AIM OF THE EXERCISE -
From the line containing "What's the underlying" through the end of the entries, please repeat every line exactly and nothing more; the pictures do not belong in the copy.

INFORMATION PROVIDED Block Start

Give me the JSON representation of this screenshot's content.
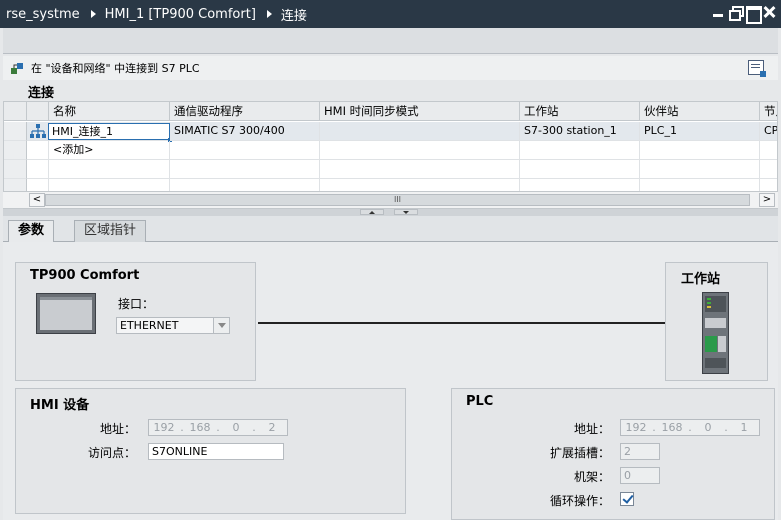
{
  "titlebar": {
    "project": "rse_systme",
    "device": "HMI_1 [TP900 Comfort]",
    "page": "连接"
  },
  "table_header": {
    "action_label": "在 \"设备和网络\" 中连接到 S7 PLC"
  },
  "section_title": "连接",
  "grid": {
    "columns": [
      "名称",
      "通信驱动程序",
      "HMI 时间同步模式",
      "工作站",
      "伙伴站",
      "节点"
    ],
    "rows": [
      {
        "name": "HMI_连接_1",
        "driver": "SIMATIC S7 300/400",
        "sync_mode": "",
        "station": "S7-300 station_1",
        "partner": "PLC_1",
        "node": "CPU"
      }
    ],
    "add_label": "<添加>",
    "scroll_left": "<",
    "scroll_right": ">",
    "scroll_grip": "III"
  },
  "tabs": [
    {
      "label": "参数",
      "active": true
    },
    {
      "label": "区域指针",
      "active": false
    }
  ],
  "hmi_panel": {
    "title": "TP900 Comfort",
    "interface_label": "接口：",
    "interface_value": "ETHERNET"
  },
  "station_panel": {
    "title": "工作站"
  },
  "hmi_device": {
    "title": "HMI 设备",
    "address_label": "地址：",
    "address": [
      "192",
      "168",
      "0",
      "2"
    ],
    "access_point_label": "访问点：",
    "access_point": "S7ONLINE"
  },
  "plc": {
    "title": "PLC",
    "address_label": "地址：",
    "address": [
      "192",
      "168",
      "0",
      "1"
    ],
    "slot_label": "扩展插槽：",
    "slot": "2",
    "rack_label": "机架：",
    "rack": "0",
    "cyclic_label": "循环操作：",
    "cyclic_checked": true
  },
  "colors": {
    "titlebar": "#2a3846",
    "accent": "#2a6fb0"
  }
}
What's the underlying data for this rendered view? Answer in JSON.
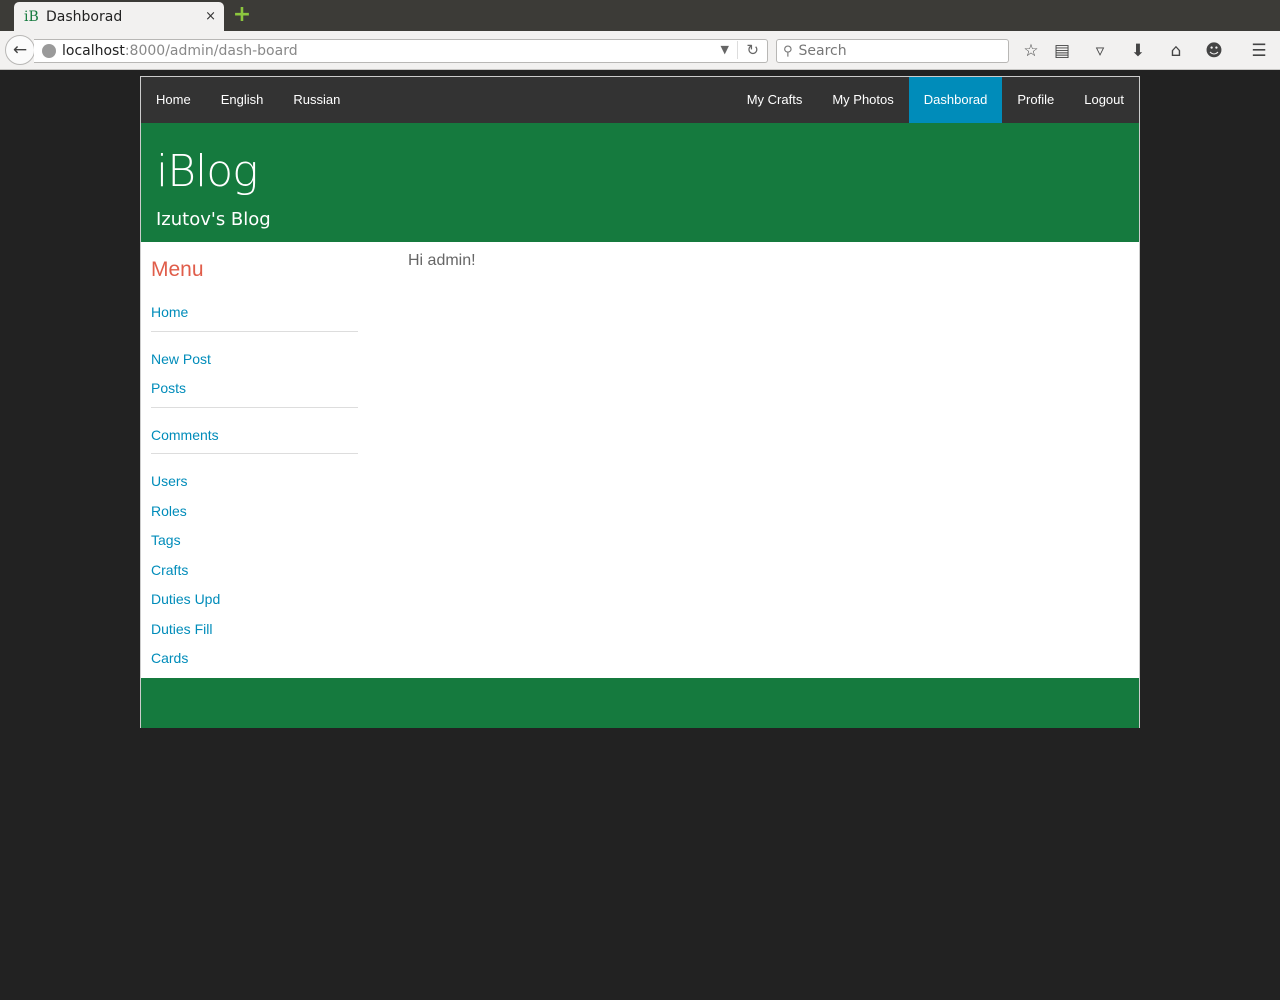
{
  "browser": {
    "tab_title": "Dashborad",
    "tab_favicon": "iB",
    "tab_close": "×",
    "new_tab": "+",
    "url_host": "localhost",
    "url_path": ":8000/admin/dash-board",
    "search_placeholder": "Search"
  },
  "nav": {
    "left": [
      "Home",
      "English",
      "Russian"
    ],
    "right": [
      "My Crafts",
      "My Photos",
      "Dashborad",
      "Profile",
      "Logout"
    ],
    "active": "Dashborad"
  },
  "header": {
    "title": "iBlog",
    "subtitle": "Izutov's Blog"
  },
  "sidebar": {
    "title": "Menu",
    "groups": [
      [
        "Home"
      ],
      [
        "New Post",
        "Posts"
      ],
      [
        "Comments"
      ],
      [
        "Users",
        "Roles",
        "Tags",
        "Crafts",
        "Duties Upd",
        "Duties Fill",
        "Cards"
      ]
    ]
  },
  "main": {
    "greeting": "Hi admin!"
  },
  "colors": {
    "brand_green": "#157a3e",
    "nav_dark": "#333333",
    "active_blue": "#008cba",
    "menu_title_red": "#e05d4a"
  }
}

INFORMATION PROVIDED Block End

SOLUTION BELOW -
What's the underlying data for this rendered view? Answer in JSON.
{
  "browser": {
    "tab_title": "Dashborad",
    "tab_favicon": "iB",
    "tab_close": "×",
    "new_tab": "+",
    "url_host": "localhost",
    "url_path": ":8000/admin/dash-board",
    "search_placeholder": "Search"
  },
  "nav": {
    "left": [
      "Home",
      "English",
      "Russian"
    ],
    "right": [
      "My Crafts",
      "My Photos",
      "Dashborad",
      "Profile",
      "Logout"
    ],
    "active": "Dashborad"
  },
  "header": {
    "title": "iBlog",
    "subtitle": "Izutov's Blog"
  },
  "sidebar": {
    "title": "Menu",
    "groups": [
      [
        "Home"
      ],
      [
        "New Post",
        "Posts"
      ],
      [
        "Comments"
      ],
      [
        "Users",
        "Roles",
        "Tags",
        "Crafts",
        "Duties Upd",
        "Duties Fill",
        "Cards"
      ]
    ]
  },
  "main": {
    "greeting": "Hi admin!"
  },
  "colors": {
    "brand_green": "#157a3e",
    "nav_dark": "#333333",
    "active_blue": "#008cba",
    "menu_title_red": "#e05d4a"
  }
}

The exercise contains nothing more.